TASK REQUIREMENTS: Your answer is one number, how many lines in the entries include "icon".

PROVIDED MATERIAL:
# # # # #

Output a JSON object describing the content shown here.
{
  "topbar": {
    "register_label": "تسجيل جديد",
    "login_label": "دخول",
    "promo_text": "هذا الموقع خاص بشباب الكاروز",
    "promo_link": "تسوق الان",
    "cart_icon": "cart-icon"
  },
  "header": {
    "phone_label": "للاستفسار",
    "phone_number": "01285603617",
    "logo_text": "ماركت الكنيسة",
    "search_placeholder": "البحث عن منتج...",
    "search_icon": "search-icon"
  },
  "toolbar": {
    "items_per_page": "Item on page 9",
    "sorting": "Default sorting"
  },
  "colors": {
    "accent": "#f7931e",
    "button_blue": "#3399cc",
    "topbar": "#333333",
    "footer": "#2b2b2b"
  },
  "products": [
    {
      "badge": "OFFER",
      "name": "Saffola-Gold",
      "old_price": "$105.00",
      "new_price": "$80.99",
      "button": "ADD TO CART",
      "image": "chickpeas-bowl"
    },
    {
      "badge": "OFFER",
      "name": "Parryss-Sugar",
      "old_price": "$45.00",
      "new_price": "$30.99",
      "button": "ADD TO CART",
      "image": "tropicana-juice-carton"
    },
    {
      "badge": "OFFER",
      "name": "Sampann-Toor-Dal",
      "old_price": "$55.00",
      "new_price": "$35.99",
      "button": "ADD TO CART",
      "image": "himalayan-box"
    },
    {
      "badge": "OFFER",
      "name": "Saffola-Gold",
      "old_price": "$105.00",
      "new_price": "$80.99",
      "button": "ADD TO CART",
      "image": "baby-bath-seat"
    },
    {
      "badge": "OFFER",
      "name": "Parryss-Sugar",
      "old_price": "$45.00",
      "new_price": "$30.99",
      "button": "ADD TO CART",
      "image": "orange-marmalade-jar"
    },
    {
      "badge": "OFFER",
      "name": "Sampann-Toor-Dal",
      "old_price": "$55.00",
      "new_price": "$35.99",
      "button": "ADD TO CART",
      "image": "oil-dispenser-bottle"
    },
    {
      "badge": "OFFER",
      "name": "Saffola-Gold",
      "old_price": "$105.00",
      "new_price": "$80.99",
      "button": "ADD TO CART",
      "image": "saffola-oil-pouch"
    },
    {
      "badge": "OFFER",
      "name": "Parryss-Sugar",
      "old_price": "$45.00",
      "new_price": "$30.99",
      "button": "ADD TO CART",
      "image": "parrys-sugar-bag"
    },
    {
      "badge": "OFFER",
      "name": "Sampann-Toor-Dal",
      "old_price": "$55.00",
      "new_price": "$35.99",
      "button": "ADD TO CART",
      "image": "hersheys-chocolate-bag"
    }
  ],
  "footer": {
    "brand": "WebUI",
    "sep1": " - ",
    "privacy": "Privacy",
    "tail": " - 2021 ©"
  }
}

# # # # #

TASK ANSWER: 2